Task requirements
Scan the records below for the string "likes" and return every line where it appears.

[Data about app and page elements]

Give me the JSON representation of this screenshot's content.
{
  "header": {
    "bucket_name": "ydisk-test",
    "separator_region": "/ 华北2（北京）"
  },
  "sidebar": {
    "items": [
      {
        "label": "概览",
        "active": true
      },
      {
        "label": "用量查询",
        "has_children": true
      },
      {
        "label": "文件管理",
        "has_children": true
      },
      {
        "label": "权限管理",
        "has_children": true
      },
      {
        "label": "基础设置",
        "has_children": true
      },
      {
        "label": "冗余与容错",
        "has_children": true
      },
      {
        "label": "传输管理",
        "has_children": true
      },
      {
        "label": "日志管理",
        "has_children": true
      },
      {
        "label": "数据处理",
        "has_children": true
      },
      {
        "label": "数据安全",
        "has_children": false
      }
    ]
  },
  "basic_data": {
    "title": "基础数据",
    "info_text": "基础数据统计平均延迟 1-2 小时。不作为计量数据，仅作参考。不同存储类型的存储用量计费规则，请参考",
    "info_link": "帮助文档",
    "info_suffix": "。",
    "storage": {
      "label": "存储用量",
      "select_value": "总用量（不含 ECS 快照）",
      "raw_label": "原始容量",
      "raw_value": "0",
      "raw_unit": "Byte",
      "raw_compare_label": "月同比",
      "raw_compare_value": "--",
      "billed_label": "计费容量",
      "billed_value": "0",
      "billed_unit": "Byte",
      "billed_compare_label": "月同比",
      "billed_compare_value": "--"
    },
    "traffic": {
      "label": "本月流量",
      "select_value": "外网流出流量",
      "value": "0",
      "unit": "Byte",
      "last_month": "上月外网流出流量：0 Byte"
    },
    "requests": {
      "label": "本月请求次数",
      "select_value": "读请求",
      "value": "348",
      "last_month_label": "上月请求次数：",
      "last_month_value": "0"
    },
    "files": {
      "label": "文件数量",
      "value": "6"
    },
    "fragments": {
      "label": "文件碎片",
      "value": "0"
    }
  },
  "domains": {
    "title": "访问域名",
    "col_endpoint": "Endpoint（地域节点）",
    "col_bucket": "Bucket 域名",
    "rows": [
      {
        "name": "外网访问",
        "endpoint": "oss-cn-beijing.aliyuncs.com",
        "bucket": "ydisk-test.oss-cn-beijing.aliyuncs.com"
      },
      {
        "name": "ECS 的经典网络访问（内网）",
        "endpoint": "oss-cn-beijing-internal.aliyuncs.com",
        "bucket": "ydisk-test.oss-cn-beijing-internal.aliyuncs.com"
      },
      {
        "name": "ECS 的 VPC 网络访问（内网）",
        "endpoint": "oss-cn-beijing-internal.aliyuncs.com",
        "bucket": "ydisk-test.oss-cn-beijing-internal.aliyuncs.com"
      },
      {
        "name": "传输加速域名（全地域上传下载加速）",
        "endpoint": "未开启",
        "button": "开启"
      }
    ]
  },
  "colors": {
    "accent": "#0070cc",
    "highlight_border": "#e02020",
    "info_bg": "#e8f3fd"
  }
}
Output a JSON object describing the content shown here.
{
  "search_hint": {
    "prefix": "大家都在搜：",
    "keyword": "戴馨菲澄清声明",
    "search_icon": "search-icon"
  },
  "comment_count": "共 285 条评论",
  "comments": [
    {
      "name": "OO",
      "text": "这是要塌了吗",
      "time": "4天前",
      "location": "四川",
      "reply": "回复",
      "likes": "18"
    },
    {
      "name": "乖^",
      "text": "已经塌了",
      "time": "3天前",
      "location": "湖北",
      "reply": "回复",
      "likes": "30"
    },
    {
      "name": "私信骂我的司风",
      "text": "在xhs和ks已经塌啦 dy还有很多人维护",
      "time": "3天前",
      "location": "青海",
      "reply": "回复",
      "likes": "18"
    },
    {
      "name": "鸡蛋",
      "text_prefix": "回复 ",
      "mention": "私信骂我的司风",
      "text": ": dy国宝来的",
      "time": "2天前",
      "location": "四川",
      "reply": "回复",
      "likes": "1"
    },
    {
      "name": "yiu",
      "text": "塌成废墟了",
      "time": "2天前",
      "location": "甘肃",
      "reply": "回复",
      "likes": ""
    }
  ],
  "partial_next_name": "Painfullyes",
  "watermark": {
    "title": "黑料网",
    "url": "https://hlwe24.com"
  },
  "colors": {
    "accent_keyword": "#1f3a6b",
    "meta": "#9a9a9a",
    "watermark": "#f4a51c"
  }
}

Task answer
      "likes": "18"
      "likes": "30"
      "likes": "18"
      "likes": "1"
      "likes": ""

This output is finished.